## Data
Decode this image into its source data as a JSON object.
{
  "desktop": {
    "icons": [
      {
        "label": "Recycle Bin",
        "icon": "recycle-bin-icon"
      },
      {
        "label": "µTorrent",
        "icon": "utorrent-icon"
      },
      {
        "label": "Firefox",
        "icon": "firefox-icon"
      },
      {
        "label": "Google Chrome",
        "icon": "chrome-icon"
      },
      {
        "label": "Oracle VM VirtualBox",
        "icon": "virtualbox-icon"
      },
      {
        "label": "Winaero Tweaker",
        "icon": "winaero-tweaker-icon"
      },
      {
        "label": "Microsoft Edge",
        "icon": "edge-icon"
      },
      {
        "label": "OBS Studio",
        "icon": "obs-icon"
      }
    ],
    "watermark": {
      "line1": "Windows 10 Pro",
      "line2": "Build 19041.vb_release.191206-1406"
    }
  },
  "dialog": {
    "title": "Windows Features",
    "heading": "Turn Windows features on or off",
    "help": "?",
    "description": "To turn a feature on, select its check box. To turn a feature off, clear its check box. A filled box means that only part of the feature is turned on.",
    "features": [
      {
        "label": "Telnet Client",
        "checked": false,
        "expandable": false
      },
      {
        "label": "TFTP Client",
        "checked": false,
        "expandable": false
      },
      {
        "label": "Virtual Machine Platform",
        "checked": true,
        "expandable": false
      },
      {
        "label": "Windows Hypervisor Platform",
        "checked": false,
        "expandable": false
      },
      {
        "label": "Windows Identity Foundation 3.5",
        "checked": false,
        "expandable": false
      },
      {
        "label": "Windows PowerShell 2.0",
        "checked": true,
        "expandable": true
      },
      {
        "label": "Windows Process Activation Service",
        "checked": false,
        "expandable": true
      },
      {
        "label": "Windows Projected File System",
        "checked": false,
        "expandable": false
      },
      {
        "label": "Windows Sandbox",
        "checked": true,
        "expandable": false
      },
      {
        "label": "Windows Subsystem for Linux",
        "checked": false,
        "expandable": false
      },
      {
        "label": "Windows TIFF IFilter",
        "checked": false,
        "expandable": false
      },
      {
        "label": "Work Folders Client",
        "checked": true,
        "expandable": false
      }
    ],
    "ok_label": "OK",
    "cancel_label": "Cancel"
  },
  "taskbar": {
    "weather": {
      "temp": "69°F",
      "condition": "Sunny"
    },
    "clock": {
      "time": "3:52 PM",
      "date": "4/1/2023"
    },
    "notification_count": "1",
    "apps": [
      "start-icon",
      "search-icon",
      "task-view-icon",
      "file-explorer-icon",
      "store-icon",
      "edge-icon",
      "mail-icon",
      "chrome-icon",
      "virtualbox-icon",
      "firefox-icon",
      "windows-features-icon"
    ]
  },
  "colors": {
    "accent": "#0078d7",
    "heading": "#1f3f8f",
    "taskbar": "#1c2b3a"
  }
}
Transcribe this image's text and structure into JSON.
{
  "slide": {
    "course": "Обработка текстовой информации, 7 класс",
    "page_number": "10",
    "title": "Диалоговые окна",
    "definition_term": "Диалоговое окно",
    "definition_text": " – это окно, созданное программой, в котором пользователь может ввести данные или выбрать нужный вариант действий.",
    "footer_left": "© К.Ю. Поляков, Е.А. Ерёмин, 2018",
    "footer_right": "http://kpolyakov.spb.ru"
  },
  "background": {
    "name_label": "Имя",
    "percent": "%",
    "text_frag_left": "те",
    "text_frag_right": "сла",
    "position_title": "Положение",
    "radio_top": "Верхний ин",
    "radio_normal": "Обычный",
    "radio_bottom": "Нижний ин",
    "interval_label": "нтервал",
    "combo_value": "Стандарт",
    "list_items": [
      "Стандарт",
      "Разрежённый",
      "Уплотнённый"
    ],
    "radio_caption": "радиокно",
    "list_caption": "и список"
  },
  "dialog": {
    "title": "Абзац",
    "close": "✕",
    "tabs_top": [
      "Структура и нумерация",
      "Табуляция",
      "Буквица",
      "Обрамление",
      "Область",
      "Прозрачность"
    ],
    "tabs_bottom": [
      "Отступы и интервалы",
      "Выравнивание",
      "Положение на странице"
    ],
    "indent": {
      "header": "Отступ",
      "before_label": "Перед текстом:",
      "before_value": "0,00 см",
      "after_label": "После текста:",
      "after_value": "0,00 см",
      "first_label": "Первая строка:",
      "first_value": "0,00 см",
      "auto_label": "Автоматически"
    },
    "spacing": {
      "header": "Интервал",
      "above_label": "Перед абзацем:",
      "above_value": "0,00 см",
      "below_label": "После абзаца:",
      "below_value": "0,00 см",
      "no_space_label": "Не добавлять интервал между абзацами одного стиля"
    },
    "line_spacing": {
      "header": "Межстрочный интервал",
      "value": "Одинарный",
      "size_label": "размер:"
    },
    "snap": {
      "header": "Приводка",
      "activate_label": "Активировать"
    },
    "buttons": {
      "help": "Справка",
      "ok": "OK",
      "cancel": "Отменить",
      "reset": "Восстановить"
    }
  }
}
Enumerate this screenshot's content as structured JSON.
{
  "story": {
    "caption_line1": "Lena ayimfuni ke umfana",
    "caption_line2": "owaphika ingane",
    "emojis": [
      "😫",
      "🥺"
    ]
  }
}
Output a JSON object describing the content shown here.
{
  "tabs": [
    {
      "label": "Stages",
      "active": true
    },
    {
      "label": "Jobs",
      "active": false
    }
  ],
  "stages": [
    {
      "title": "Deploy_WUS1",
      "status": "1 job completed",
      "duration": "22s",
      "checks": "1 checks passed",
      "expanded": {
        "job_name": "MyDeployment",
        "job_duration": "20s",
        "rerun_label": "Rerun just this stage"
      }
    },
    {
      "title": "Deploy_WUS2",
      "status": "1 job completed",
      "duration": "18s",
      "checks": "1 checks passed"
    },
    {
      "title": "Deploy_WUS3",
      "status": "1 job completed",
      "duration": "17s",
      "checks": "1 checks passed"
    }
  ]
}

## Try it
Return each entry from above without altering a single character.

## Response below
Decode this image into its source data as a JSON object.
{
  "desktop": {
    "icons": [
      {
        "label": "Recycle Bin",
        "icon": "recycle-bin-icon"
      },
      {
        "label": "µTorrent",
        "icon": "utorrent-icon"
      },
      {
        "label": "Firefox",
        "icon": "firefox-icon"
      },
      {
        "label": "Google Chrome",
        "icon": "chrome-icon"
      },
      {
        "label": "Oracle VM VirtualBox",
        "icon": "virtualbox-icon"
      },
      {
        "label": "Winaero Tweaker",
        "icon": "winaero-tweaker-icon"
      },
      {
        "label": "Microsoft Edge",
        "icon": "edge-icon"
      },
      {
        "label": "OBS Studio",
        "icon": "obs-icon"
      }
    ],
    "watermark": {
      "line1": "Windows 10 Pro",
      "line2": "Build 19041.vb_release.191206-1406"
    }
  },
  "dialog": {
    "title": "Windows Features",
    "heading": "Turn Windows features on or off",
    "help": "?",
    "description": "To turn a feature on, select its check box. To turn a feature off, clear its check box. A filled box means that only part of the feature is turned on.",
    "features": [
      {
        "label": "Telnet Client",
        "checked": false,
        "expandable": false
      },
      {
        "label": "TFTP Client",
        "checked": false,
        "expandable": false
      },
      {
        "label": "Virtual Machine Platform",
        "checked": true,
        "expandable": false
      },
      {
        "label": "Windows Hypervisor Platform",
        "checked": false,
        "expandable": false
      },
      {
        "label": "Windows Identity Foundation 3.5",
        "checked": false,
        "expandable": false
      },
      {
        "label": "Windows PowerShell 2.0",
        "checked": true,
        "expandable": true
      },
      {
        "label": "Windows Process Activation Service",
        "checked": false,
        "expandable": true
      },
      {
        "label": "Windows Projected File System",
        "checked": false,
        "expandable": false
      },
      {
        "label": "Windows Sandbox",
        "checked": true,
        "expandable": false
      },
      {
        "label": "Windows Subsystem for Linux",
        "checked": false,
        "expandable": false
      },
      {
        "label": "Windows TIFF IFilter",
        "checked": false,
        "expandable": false
      },
      {
        "label": "Work Folders Client",
        "checked": true,
        "expandable": false
      }
    ],
    "ok_label": "OK",
    "cancel_label": "Cancel"
  },
  "taskbar": {
    "weather": {
      "temp": "69°F",
      "condition": "Sunny"
    },
    "clock": {
      "time": "3:52 PM",
      "date": "4/1/2023"
    },
    "notification_count": "1",
    "apps": [
      "start-icon",
      "search-icon",
      "task-view-icon",
      "file-explorer-icon",
      "store-icon",
      "edge-icon",
      "mail-icon",
      "chrome-icon",
      "virtualbox-icon",
      "firefox-icon",
      "windows-features-icon"
    ]
  },
  "colors": {
    "accent": "#0078d7",
    "heading": "#1f3f8f",
    "taskbar": "#1c2b3a"
  }
}
Transcribe this image's text and structure into JSON.
{
  "slide": {
    "course": "Обработка текстовой информации, 7 класс",
    "page_number": "10",
    "title": "Диалоговые окна",
    "definition_term": "Диалоговое окно",
    "definition_text": " – это окно, созданное программой, в котором пользователь может ввести данные или выбрать нужный вариант действий.",
    "footer_left": "© К.Ю. Поляков, Е.А. Ерёмин, 2018",
    "footer_right": "http://kpolyakov.spb.ru"
  },
  "background": {
    "name_label": "Имя",
    "percent": "%",
    "text_frag_left": "те",
    "text_frag_right": "сла",
    "position_title": "Положение",
    "radio_top": "Верхний ин",
    "radio_normal": "Обычный",
    "radio_bottom": "Нижний ин",
    "interval_label": "нтервал",
    "combo_value": "Стандарт",
    "list_items": [
      "Стандарт",
      "Разрежённый",
      "Уплотнённый"
    ],
    "radio_caption": "радиокно",
    "list_caption": "и список"
  },
  "dialog": {
    "title": "Абзац",
    "close": "✕",
    "tabs_top": [
      "Структура и нумерация",
      "Табуляция",
      "Буквица",
      "Обрамление",
      "Область",
      "Прозрачность"
    ],
    "tabs_bottom": [
      "Отступы и интервалы",
      "Выравнивание",
      "Положение на странице"
    ],
    "indent": {
      "header": "Отступ",
      "before_label": "Перед текстом:",
      "before_value": "0,00 см",
      "after_label": "После текста:",
      "after_value": "0,00 см",
      "first_label": "Первая строка:",
      "first_value": "0,00 см",
      "auto_label": "Автоматически"
    },
    "spacing": {
      "header": "Интервал",
      "above_label": "Перед абзацем:",
      "above_value": "0,00 см",
      "below_label": "После абзаца:",
      "below_value": "0,00 см",
      "no_space_label": "Не добавлять интервал между абзацами одного стиля"
    },
    "line_spacing": {
      "header": "Межстрочный интервал",
      "value": "Одинарный",
      "size_label": "размер:"
    },
    "snap": {
      "header": "Приводка",
      "activate_label": "Активировать"
    },
    "buttons": {
      "help": "Справка",
      "ok": "OK",
      "cancel": "Отменить",
      "reset": "Восстановить"
    }
  }
}
Enumerate this screenshot's content as structured JSON.
{
  "story": {
    "caption_line1": "Lena ayimfuni ke umfana",
    "caption_line2": "owaphika ingane",
    "emojis": [
      "😫",
      "🥺"
    ]
  }
}
Output a JSON object describing the content shown here.
{
  "tabs": [
    {
      "label": "Stages",
      "active": true
    },
    {
      "label": "Jobs",
      "active": false
    }
  ],
  "stages": [
    {
      "title": "Deploy_WUS1",
      "status": "1 job completed",
      "duration": "22s",
      "checks": "1 checks passed",
      "expanded": {
        "job_name": "MyDeployment",
        "job_duration": "20s",
        "rerun_label": "Rerun just this stage"
      }
    },
    {
      "title": "Deploy_WUS2",
      "status": "1 job completed",
      "duration": "18s",
      "checks": "1 checks passed"
    },
    {
      "title": "Deploy_WUS3",
      "status": "1 job completed",
      "duration": "17s",
      "checks": "1 checks passed"
    }
  ]
}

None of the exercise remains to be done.